E-signature and security firm DocuSign has confirmed a data breach in which attackers gained access to a database containing customer email addresses. The company says that no other data was revealed in the security breach, but it led to a large phishing campaign.
Attackers used the stolen email addresses to spam people with emails containing an infected Microsoft Word document. The company insists that its core service remains secure, but coming in the wake of the WannaCry ransomware attack, people around the world are on high alert.
The phishing campaign uses DocuSign branding to fool recipients into opening a malicious attachment -- something which DocuSign noticed, and took action on. The company increased security and is currently working with law enforcement agencies to address things.
Responding to the breach, DocuSign says:
As part of our ongoing investigation, today we confirmed that a malicious third party had gained temporary access to a separate, non-core system that allows us to communicate service-related announcements to users via email. A complete forensic analysis has confirmed that only email addresses were accessed; no names, physical addresses, passwords, social security numbers, credit card data or other information was accessed. No content or any customer documents sent through DocuSign's eSignature system was accessed; and DocuSign's core eSignature service, envelopes and customer documents and data remain secure.

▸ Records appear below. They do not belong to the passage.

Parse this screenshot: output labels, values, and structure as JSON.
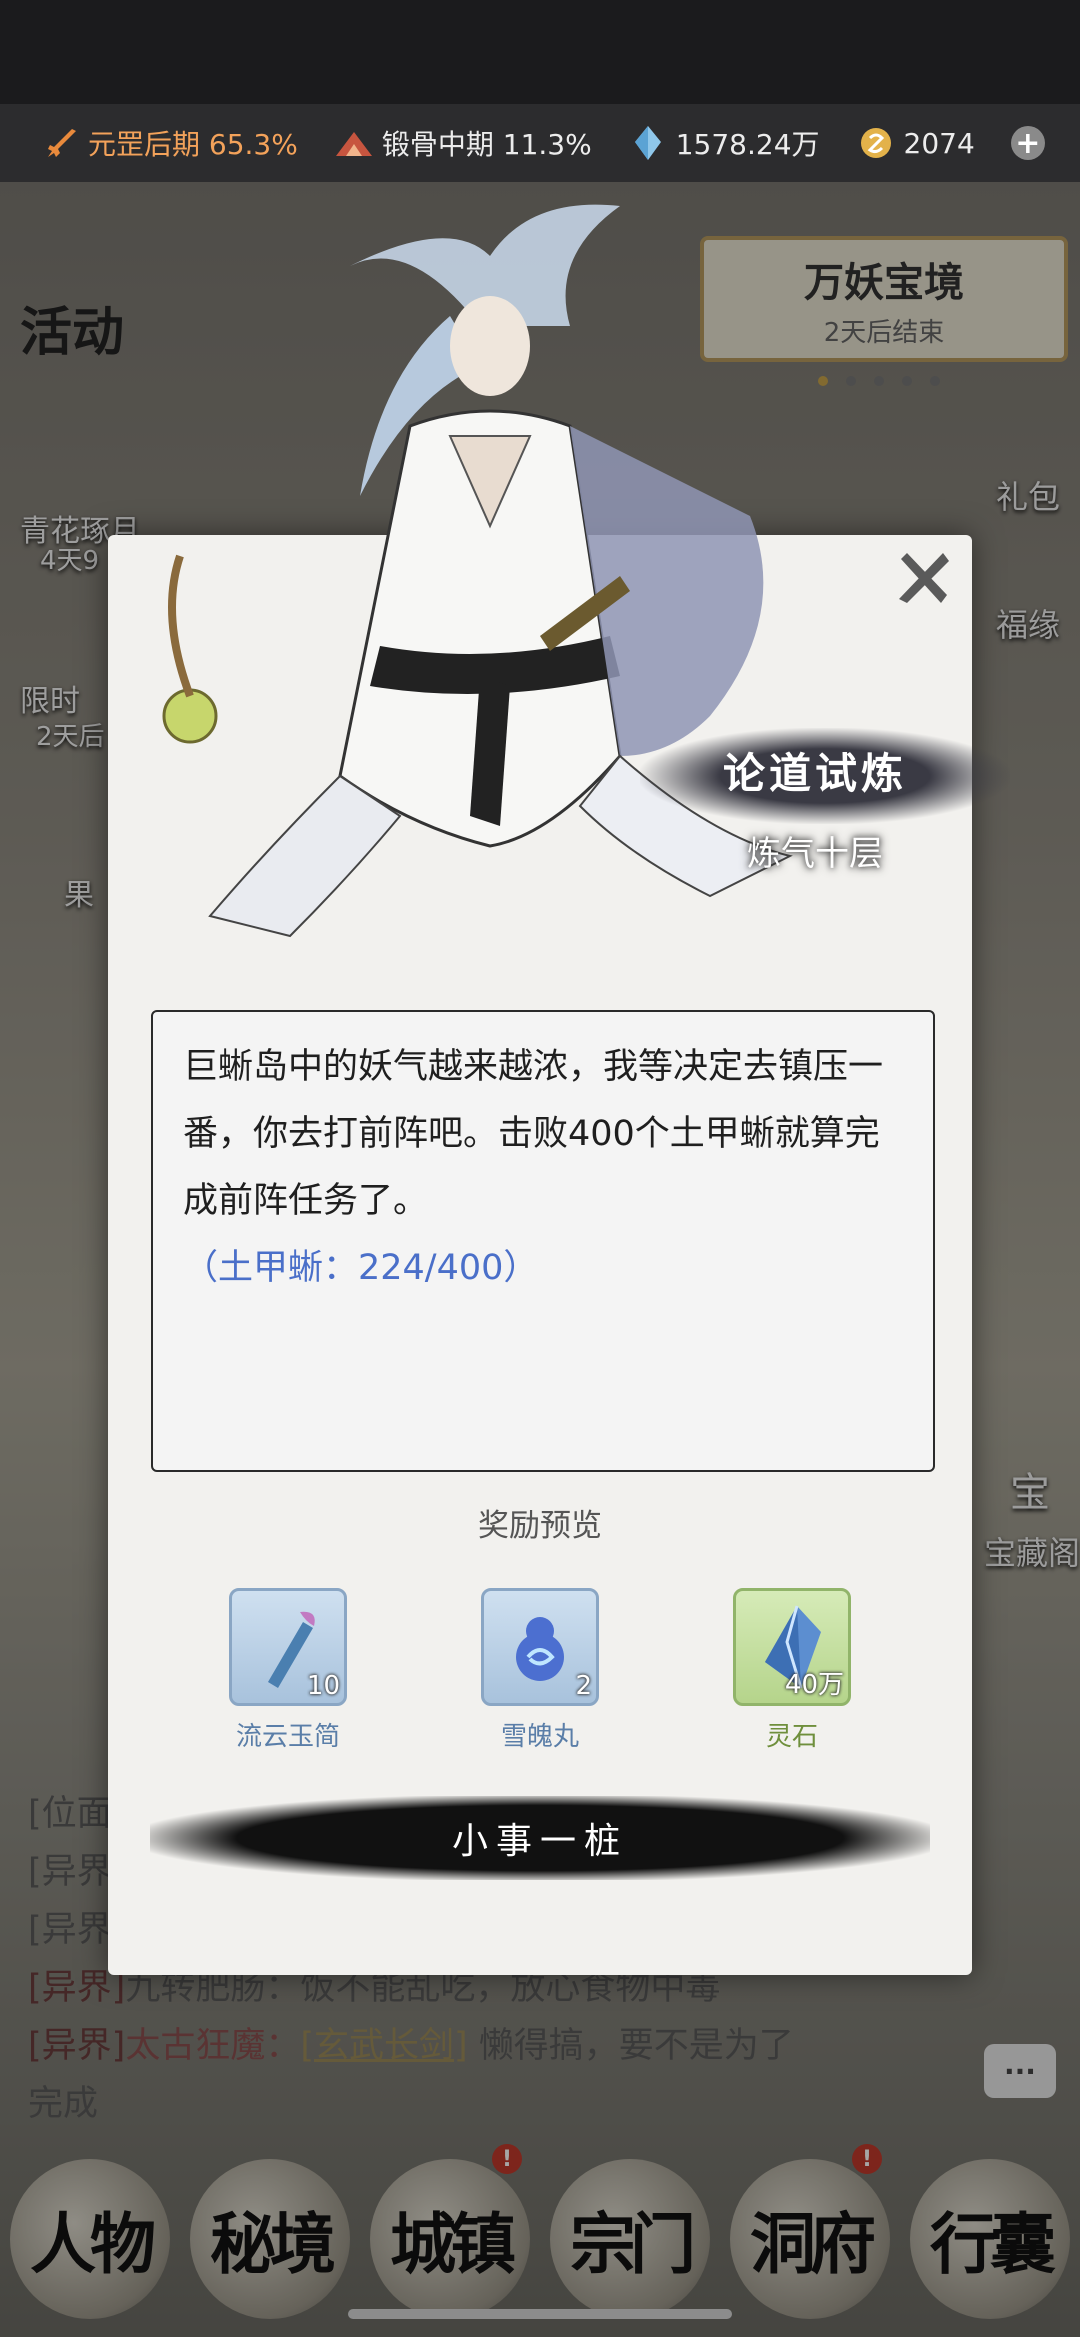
{
  "status": {
    "realm1": "元罡后期 65.3%",
    "realm2": "锻骨中期 11.3%",
    "spirit_stones": "1578.24万",
    "gold": "2074"
  },
  "left_side": {
    "activity": "活动",
    "item1_label": "青花琢月",
    "item1_sub": "4天9",
    "item2_label": "限时",
    "item2_sub": "2天后",
    "item3_label": "果"
  },
  "banner": {
    "title": "万妖宝境",
    "subtitle": "2天后结束"
  },
  "right_side": {
    "gift": "礼包",
    "fortune": "福缘",
    "treasure": "宝",
    "treasure_label": "宝藏阁"
  },
  "modal": {
    "title": "论道试炼",
    "subtitle": "炼气十层",
    "description": "巨蜥岛中的妖气越来越浓，我等决定去镇压一番，你去打前阵吧。击败400个土甲蜥就算完成前阵任务了。",
    "progress": "（土甲蜥：224/400）",
    "reward_title": "奖励预览",
    "rewards": [
      {
        "name": "流云玉简",
        "count": "10"
      },
      {
        "name": "雪魄丸",
        "count": "2"
      },
      {
        "name": "灵石",
        "count": "40万"
      }
    ],
    "confirm": "小事一桩"
  },
  "chat": {
    "line1": "[位面",
    "line2": "[异界",
    "line3": "[异界",
    "line4_channel": "[异界]",
    "line4_text": "九转肥肠：饭不能乱吃，放心食物中毒",
    "line5_channel": "[异界]",
    "line5_user": "太古狂魔：",
    "line5_item": "[玄武长剑]",
    "line5_text": "懒得搞，要不是为了",
    "line6": "完成",
    "more": "···"
  },
  "nav": [
    {
      "label": "人物"
    },
    {
      "label": "秘境"
    },
    {
      "label": "城镇",
      "badge": "!"
    },
    {
      "label": "宗门"
    },
    {
      "label": "洞府",
      "badge": "!"
    },
    {
      "label": "行囊"
    }
  ]
}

Anyone who receives a suspicious-looking email purporting to be from DocuSign is encouraged to forward it to firstname.lastname@example.org and delete it from their inbox.